* **YOUR TASK**
Copy out every line below without alteration.

---------- RECORDS SHOWN

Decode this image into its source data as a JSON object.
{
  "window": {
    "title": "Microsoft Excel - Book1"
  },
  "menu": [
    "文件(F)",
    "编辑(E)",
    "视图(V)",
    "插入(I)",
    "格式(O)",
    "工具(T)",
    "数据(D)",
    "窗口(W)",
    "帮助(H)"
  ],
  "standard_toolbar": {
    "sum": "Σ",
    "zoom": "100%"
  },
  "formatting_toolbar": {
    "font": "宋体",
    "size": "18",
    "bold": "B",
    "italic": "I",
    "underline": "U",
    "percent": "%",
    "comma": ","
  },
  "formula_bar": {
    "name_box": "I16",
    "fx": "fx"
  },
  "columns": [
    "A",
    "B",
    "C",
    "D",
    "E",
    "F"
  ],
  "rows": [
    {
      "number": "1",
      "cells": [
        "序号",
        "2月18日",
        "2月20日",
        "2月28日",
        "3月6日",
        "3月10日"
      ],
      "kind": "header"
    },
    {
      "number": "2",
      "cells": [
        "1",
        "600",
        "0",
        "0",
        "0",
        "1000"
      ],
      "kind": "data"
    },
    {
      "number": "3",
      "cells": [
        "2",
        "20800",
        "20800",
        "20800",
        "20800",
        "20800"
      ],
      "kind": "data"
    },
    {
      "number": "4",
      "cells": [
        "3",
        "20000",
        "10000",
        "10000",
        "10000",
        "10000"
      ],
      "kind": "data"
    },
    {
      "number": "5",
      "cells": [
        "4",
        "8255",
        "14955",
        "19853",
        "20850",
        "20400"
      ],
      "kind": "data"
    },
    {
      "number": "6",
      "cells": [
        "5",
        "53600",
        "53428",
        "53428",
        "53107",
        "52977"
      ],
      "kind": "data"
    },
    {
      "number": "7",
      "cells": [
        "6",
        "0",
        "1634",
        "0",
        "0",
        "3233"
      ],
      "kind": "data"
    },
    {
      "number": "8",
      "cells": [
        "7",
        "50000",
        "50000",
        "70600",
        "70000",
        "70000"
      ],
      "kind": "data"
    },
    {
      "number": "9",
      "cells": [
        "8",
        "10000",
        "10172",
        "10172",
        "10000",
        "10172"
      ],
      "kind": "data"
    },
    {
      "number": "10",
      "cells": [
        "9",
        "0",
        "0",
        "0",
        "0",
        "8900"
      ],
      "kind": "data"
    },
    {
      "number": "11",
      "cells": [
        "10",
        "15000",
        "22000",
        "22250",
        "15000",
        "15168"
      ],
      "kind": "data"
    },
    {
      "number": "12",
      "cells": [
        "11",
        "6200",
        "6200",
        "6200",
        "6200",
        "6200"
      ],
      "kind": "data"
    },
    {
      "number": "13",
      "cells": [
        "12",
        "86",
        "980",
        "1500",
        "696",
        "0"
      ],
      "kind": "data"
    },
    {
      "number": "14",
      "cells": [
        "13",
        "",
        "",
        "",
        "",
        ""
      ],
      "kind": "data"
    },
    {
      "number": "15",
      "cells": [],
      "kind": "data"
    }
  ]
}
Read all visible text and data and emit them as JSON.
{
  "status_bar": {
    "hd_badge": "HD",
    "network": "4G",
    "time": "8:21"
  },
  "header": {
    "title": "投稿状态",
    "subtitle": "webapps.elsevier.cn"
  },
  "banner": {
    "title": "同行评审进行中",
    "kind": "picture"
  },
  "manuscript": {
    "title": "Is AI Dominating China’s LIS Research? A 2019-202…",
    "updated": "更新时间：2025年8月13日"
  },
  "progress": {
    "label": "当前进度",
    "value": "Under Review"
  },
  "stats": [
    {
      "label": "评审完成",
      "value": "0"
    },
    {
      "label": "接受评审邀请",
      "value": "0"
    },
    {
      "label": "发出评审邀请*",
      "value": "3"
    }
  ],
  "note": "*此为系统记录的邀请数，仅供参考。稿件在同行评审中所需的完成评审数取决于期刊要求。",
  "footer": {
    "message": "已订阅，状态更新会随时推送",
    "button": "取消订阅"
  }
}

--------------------

* **YOUR RESPONSE**
Decode this image into its source data as a JSON object.
{
  "window": {
    "title": "Microsoft Excel - Book1"
  },
  "menu": [
    "文件(F)",
    "编辑(E)",
    "视图(V)",
    "插入(I)",
    "格式(O)",
    "工具(T)",
    "数据(D)",
    "窗口(W)",
    "帮助(H)"
  ],
  "standard_toolbar": {
    "sum": "Σ",
    "zoom": "100%"
  },
  "formatting_toolbar": {
    "font": "宋体",
    "size": "18",
    "bold": "B",
    "italic": "I",
    "underline": "U",
    "percent": "%",
    "comma": ","
  },
  "formula_bar": {
    "name_box": "I16",
    "fx": "fx"
  },
  "columns": [
    "A",
    "B",
    "C",
    "D",
    "E",
    "F"
  ],
  "rows": [
    {
      "number": "1",
      "cells": [
        "序号",
        "2月18日",
        "2月20日",
        "2月28日",
        "3月6日",
        "3月10日"
      ],
      "kind": "header"
    },
    {
      "number": "2",
      "cells": [
        "1",
        "600",
        "0",
        "0",
        "0",
        "1000"
      ],
      "kind": "data"
    },
    {
      "number": "3",
      "cells": [
        "2",
        "20800",
        "20800",
        "20800",
        "20800",
        "20800"
      ],
      "kind": "data"
    },
    {
      "number": "4",
      "cells": [
        "3",
        "20000",
        "10000",
        "10000",
        "10000",
        "10000"
      ],
      "kind": "data"
    },
    {
      "number": "5",
      "cells": [
        "4",
        "8255",
        "14955",
        "19853",
        "20850",
        "20400"
      ],
      "kind": "data"
    },
    {
      "number": "6",
      "cells": [
        "5",
        "53600",
        "53428",
        "53428",
        "53107",
        "52977"
      ],
      "kind": "data"
    },
    {
      "number": "7",
      "cells": [
        "6",
        "0",
        "1634",
        "0",
        "0",
        "3233"
      ],
      "kind": "data"
    },
    {
      "number": "8",
      "cells": [
        "7",
        "50000",
        "50000",
        "70600",
        "70000",
        "70000"
      ],
      "kind": "data"
    },
    {
      "number": "9",
      "cells": [
        "8",
        "10000",
        "10172",
        "10172",
        "10000",
        "10172"
      ],
      "kind": "data"
    },
    {
      "number": "10",
      "cells": [
        "9",
        "0",
        "0",
        "0",
        "0",
        "8900"
      ],
      "kind": "data"
    },
    {
      "number": "11",
      "cells": [
        "10",
        "15000",
        "22000",
        "22250",
        "15000",
        "15168"
      ],
      "kind": "data"
    },
    {
      "number": "12",
      "cells": [
        "11",
        "6200",
        "6200",
        "6200",
        "6200",
        "6200"
      ],
      "kind": "data"
    },
    {
      "number": "13",
      "cells": [
        "12",
        "86",
        "980",
        "1500",
        "696",
        "0"
      ],
      "kind": "data"
    },
    {
      "number": "14",
      "cells": [
        "13",
        "",
        "",
        "",
        "",
        ""
      ],
      "kind": "data"
    },
    {
      "number": "15",
      "cells": [],
      "kind": "data"
    }
  ]
}
Read all visible text and data and emit them as JSON.
{
  "status_bar": {
    "hd_badge": "HD",
    "network": "4G",
    "time": "8:21"
  },
  "header": {
    "title": "投稿状态",
    "subtitle": "webapps.elsevier.cn"
  },
  "banner": {
    "title": "同行评审进行中",
    "kind": "picture"
  },
  "manuscript": {
    "title": "Is AI Dominating China’s LIS Research? A 2019-202…",
    "updated": "更新时间：2025年8月13日"
  },
  "progress": {
    "label": "当前进度",
    "value": "Under Review"
  },
  "stats": [
    {
      "label": "评审完成",
      "value": "0"
    },
    {
      "label": "接受评审邀请",
      "value": "0"
    },
    {
      "label": "发出评审邀请*",
      "value": "3"
    }
  ],
  "note": "*此为系统记录的邀请数，仅供参考。稿件在同行评审中所需的完成评审数取决于期刊要求。",
  "footer": {
    "message": "已订阅，状态更新会随时推送",
    "button": "取消订阅"
  }
}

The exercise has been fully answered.